┌──

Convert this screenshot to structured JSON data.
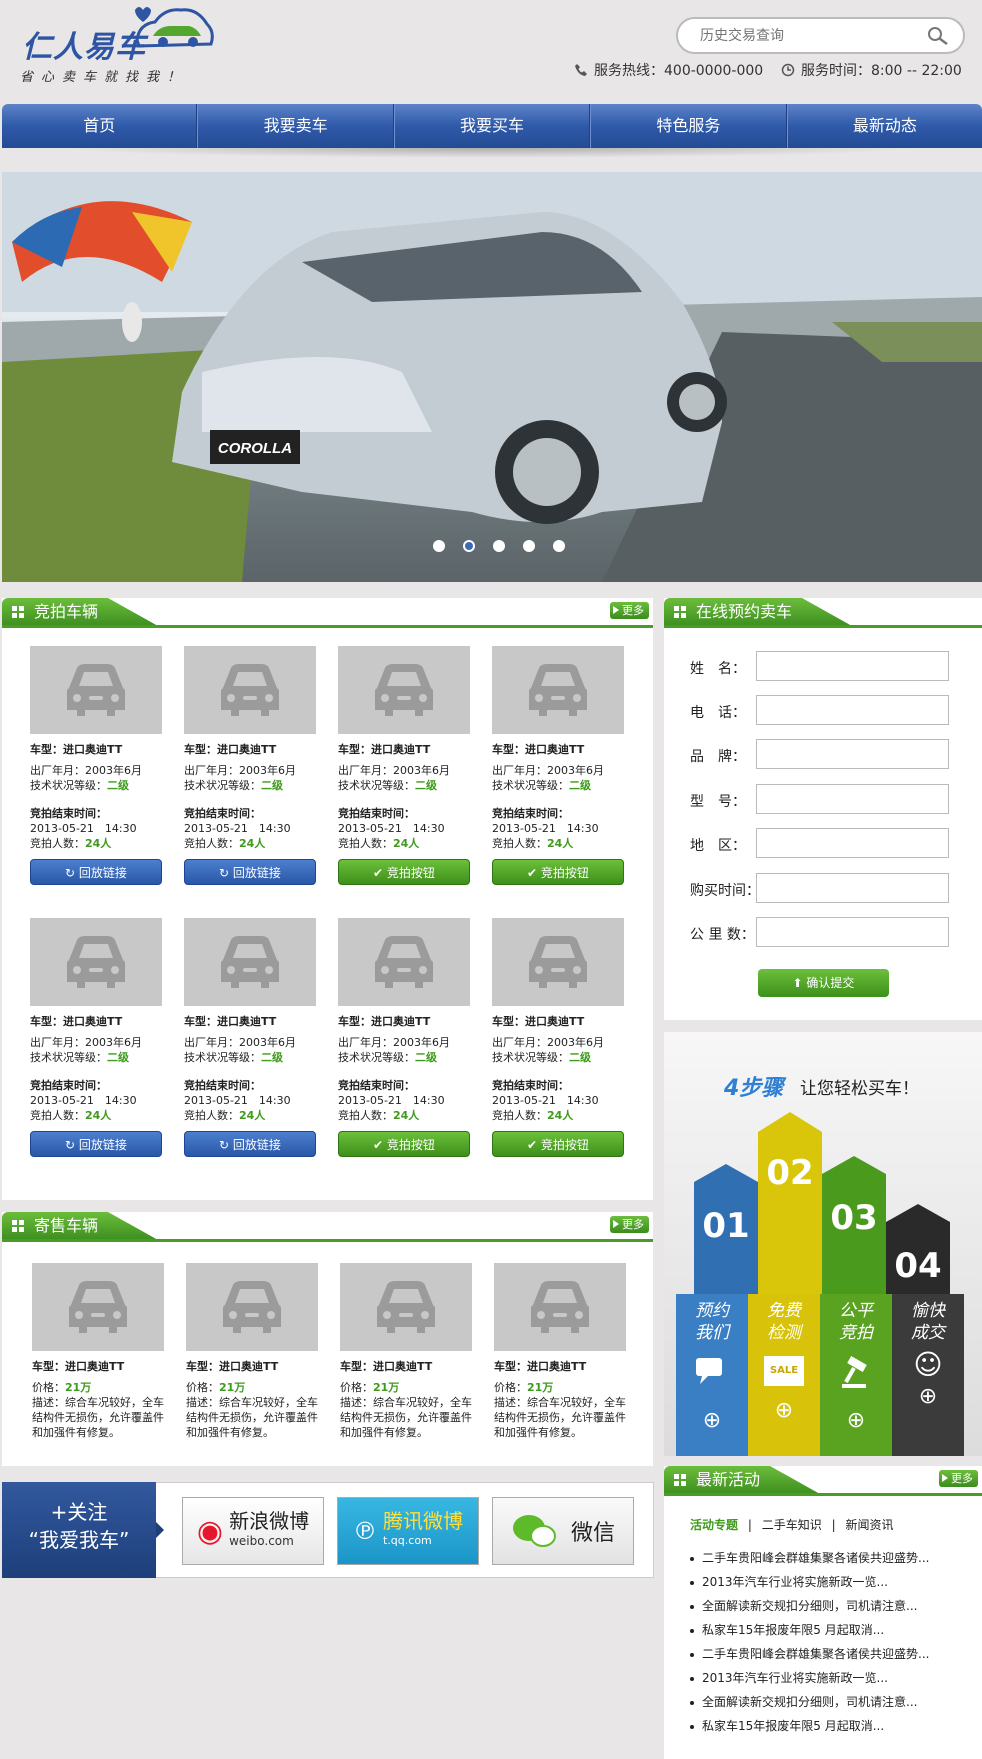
{
  "header": {
    "logo_main": "仁人易车",
    "slogan": "省心卖车就找我！",
    "search_placeholder": "历史交易查询",
    "hotline": "服务热线：400-0000-000",
    "service_time": "服务时间：8:00 -- 22:00"
  },
  "nav": [
    "首页",
    "我要卖车",
    "我要买车",
    "特色服务",
    "最新动态"
  ],
  "banner": {
    "brand_plate": "COROLLA",
    "active_dot": 2,
    "dot_count": 5
  },
  "auction": {
    "title": "竞拍车辆",
    "more": "更多",
    "model_label": "车型：",
    "model": "进口奥迪TT",
    "date_label": "出厂年月：",
    "date": "2003年6月",
    "grade_label": "技术状况等级：",
    "grade": "二级",
    "end_label": "竞拍结束时间：",
    "end_time": "2013-05-21　14:30",
    "count_label": "竞拍人数：",
    "count": "24人",
    "btn_replay": "回放链接",
    "btn_bid": "竞拍按钮"
  },
  "consign": {
    "title": "寄售车辆",
    "more": "更多",
    "model_label": "车型：",
    "model": "进口奥迪TT",
    "price_label": "价格：",
    "price": "21万",
    "desc": "描述：综合车况较好，全车结构件无损伤，允许覆盖件和加强件有修复。"
  },
  "booking": {
    "title": "在线预约卖车",
    "fields": [
      "姓　名：",
      "电　话：",
      "品　牌：",
      "型　号：",
      "地　区：",
      "购买时间：",
      "公 里 数："
    ],
    "submit": "确认提交"
  },
  "steps": {
    "title_num": "4步骤",
    "title_rest": "让您轻松买车！",
    "items": [
      {
        "num": "01",
        "label": "预约我们",
        "color": "#3a7fc4"
      },
      {
        "num": "02",
        "label": "免费检测",
        "color": "#d8c20a"
      },
      {
        "num": "03",
        "label": "公平竞拍",
        "color": "#5aa321"
      },
      {
        "num": "04",
        "label": "愉快成交",
        "color": "#3b3b3b"
      }
    ],
    "sale_tag": "SALE"
  },
  "social": {
    "follow_line1": "+关注",
    "follow_line2": "“我爱我车”",
    "weibo": "新浪微博",
    "weibo_sub": "weibo.com",
    "tqq": "腾讯微博",
    "tqq_sub": "t.qq.com",
    "wechat": "微信"
  },
  "news": {
    "title": "最新活动",
    "more": "更多",
    "tabs": [
      "活动专题",
      "二手车知识",
      "新闻资讯"
    ],
    "items": [
      "二手车贵阳峰会群雄集聚各诸侯共迎盛势...",
      "2013年汽车行业将实施新政一览...",
      "全面解读新交规扣分细则，司机请注意...",
      "私家车15年报废年限5 月起取消...",
      "二手车贵阳峰会群雄集聚各诸侯共迎盛势...",
      "2013年汽车行业将实施新政一览...",
      "全面解读新交规扣分细则，司机请注意...",
      "私家车15年报废年限5 月起取消..."
    ]
  }
}
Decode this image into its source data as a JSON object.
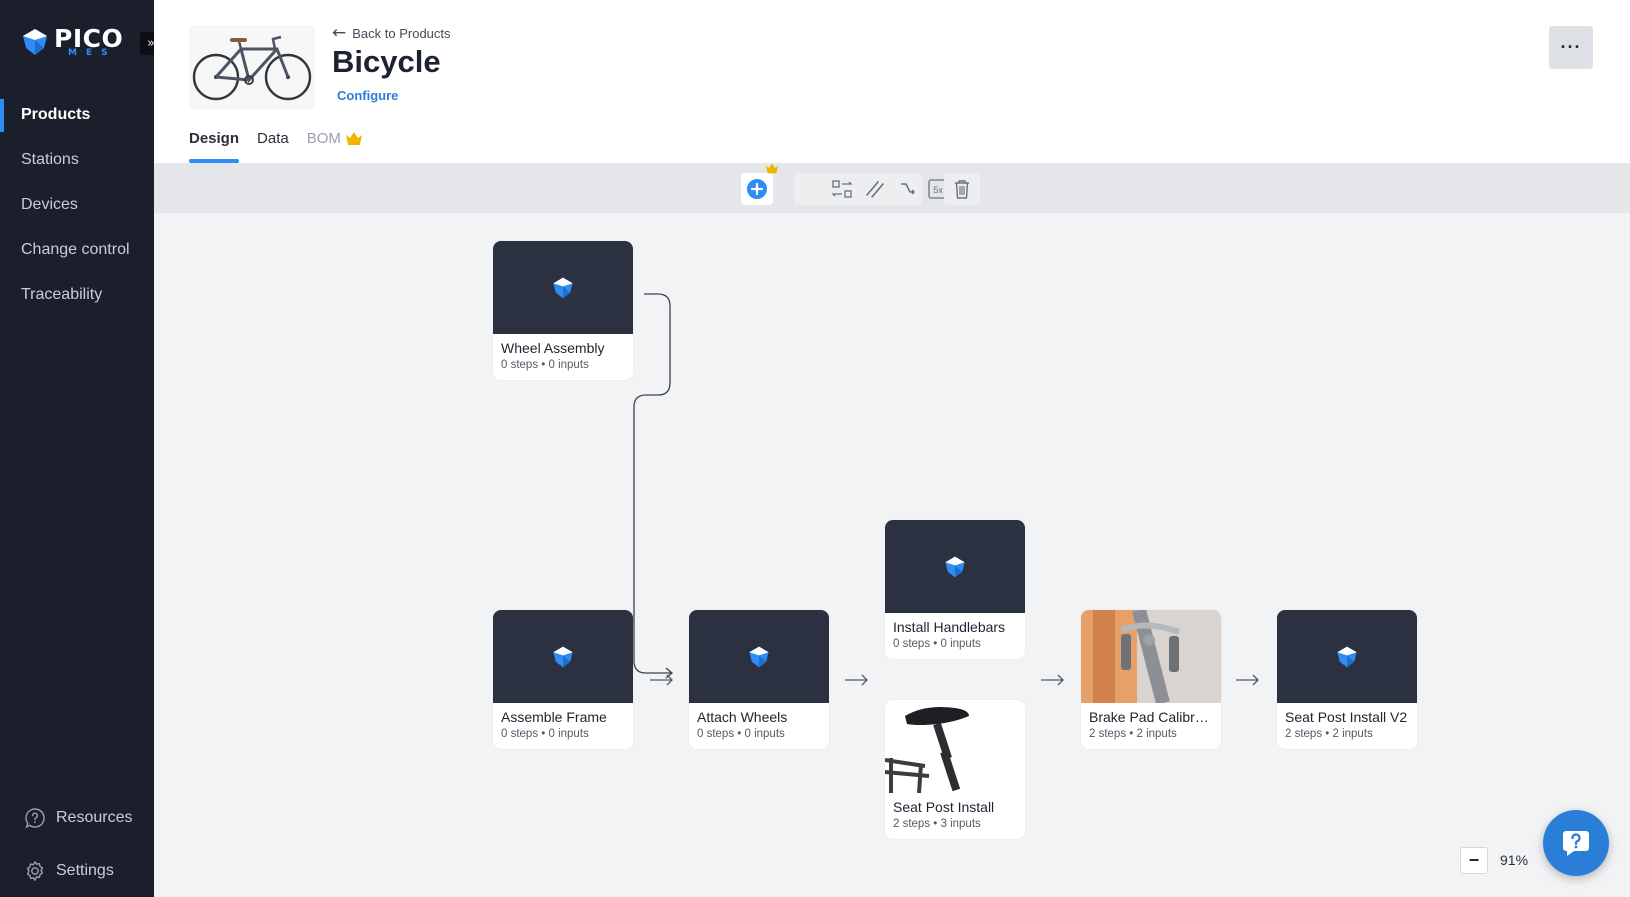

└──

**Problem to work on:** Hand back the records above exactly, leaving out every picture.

**Solution for this exercise:**
Convert this screenshot to structured JSON data.
{
  "header": {
    "logo_main": "仁人易车",
    "slogan": "省心卖车就找我！",
    "search_placeholder": "历史交易查询",
    "hotline": "服务热线：400-0000-000",
    "service_time": "服务时间：8:00 -- 22:00"
  },
  "nav": [
    "首页",
    "我要卖车",
    "我要买车",
    "特色服务",
    "最新动态"
  ],
  "banner": {
    "brand_plate": "COROLLA",
    "active_dot": 2,
    "dot_count": 5
  },
  "auction": {
    "title": "竞拍车辆",
    "more": "更多",
    "model_label": "车型：",
    "model": "进口奥迪TT",
    "date_label": "出厂年月：",
    "date": "2003年6月",
    "grade_label": "技术状况等级：",
    "grade": "二级",
    "end_label": "竞拍结束时间：",
    "end_time": "2013-05-21　14:30",
    "count_label": "竞拍人数：",
    "count": "24人",
    "btn_replay": "回放链接",
    "btn_bid": "竞拍按钮"
  },
  "consign": {
    "title": "寄售车辆",
    "more": "更多",
    "model_label": "车型：",
    "model": "进口奥迪TT",
    "price_label": "价格：",
    "price": "21万",
    "desc": "描述：综合车况较好，全车结构件无损伤，允许覆盖件和加强件有修复。"
  },
  "booking": {
    "title": "在线预约卖车",
    "fields": [
      "姓　名：",
      "电　话：",
      "品　牌：",
      "型　号：",
      "地　区：",
      "购买时间：",
      "公 里 数："
    ],
    "submit": "确认提交"
  },
  "steps": {
    "title_num": "4步骤",
    "title_rest": "让您轻松买车！",
    "items": [
      {
        "num": "01",
        "label": "预约我们",
        "color": "#3a7fc4"
      },
      {
        "num": "02",
        "label": "免费检测",
        "color": "#d8c20a"
      },
      {
        "num": "03",
        "label": "公平竞拍",
        "color": "#5aa321"
      },
      {
        "num": "04",
        "label": "愉快成交",
        "color": "#3b3b3b"
      }
    ],
    "sale_tag": "SALE"
  },
  "social": {
    "follow_line1": "+关注",
    "follow_line2": "“我爱我车”",
    "weibo": "新浪微博",
    "weibo_sub": "weibo.com",
    "tqq": "腾讯微博",
    "tqq_sub": "t.qq.com",
    "wechat": "微信"
  },
  "news": {
    "title": "最新活动",
    "more": "更多",
    "tabs": [
      "活动专题",
      "二手车知识",
      "新闻资讯"
    ],
    "items": [
      "二手车贵阳峰会群雄集聚各诸侯共迎盛势...",
      "2013年汽车行业将实施新政一览...",
      "全面解读新交规扣分细则，司机请注意...",
      "私家车15年报废年限5 月起取消...",
      "二手车贵阳峰会群雄集聚各诸侯共迎盛势...",
      "2013年汽车行业将实施新政一览...",
      "全面解读新交规扣分细则，司机请注意...",
      "私家车15年报废年限5 月起取消..."
    ]
  }
}
Decode this image into its source data as a JSON object.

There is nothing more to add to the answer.